═══ PROVIDED INFORMATION

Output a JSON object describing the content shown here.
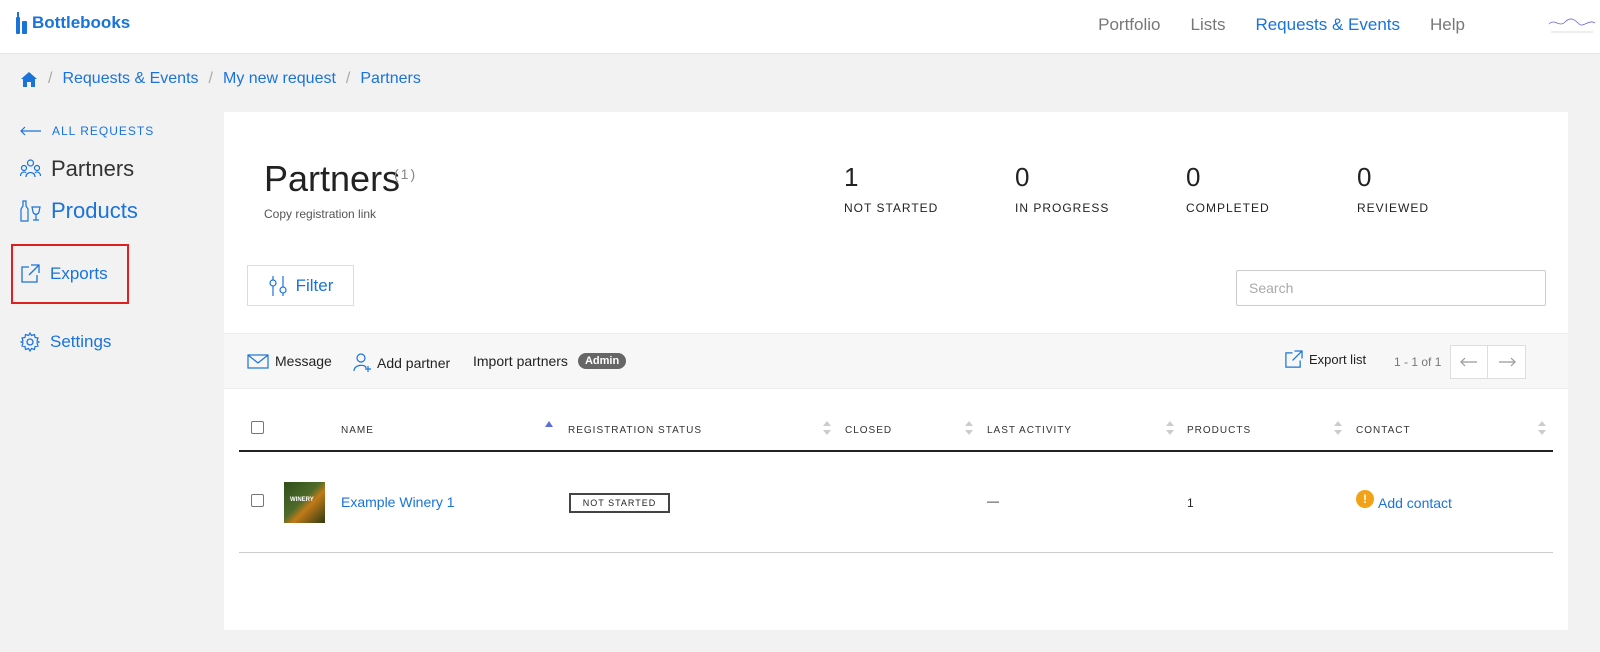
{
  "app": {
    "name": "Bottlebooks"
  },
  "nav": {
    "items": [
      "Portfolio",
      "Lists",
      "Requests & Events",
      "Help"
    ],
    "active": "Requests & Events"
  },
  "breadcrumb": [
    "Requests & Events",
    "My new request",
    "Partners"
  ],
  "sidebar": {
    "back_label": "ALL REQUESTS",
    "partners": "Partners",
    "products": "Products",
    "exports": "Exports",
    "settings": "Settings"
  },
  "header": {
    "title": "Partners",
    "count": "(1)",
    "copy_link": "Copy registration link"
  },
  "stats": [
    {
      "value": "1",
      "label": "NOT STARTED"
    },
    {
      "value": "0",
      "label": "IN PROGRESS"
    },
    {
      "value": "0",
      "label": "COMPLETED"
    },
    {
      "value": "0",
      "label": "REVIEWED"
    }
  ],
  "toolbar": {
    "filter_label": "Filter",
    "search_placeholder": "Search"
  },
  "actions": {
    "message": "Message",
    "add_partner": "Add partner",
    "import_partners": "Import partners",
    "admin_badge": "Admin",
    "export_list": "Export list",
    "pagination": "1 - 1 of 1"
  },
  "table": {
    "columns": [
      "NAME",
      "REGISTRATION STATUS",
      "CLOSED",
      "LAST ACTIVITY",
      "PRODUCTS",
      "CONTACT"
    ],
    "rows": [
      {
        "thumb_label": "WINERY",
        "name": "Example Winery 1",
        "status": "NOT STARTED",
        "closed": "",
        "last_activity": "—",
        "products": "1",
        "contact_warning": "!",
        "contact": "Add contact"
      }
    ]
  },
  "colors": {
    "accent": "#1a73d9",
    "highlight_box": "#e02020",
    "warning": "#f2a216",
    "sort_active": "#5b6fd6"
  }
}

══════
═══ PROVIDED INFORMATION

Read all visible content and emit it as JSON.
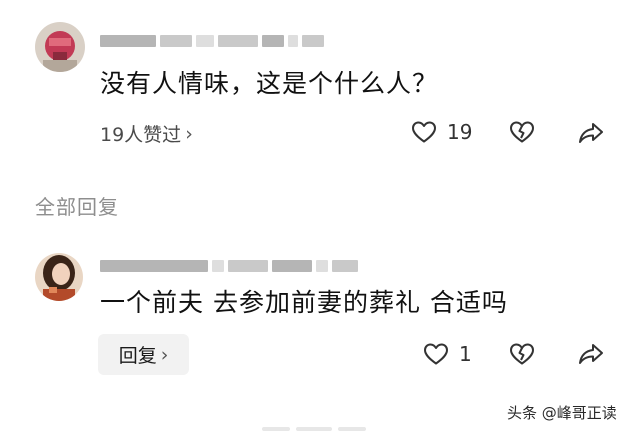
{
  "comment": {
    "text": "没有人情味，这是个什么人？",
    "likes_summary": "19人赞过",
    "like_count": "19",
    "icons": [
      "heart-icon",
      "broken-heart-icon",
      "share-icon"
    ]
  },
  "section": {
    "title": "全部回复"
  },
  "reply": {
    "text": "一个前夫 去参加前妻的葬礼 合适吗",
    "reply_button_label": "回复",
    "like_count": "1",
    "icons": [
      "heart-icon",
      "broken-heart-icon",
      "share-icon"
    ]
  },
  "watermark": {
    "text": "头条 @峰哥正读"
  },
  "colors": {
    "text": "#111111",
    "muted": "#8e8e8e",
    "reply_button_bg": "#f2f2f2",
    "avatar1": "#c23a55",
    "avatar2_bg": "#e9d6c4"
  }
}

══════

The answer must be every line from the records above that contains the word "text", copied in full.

    "text": "没有人情味，这是个什么人？",
    "text": "一个前夫 去参加前妻的葬礼 合适吗",
    "text": "头条 @峰哥正读"
    "text": "#111111",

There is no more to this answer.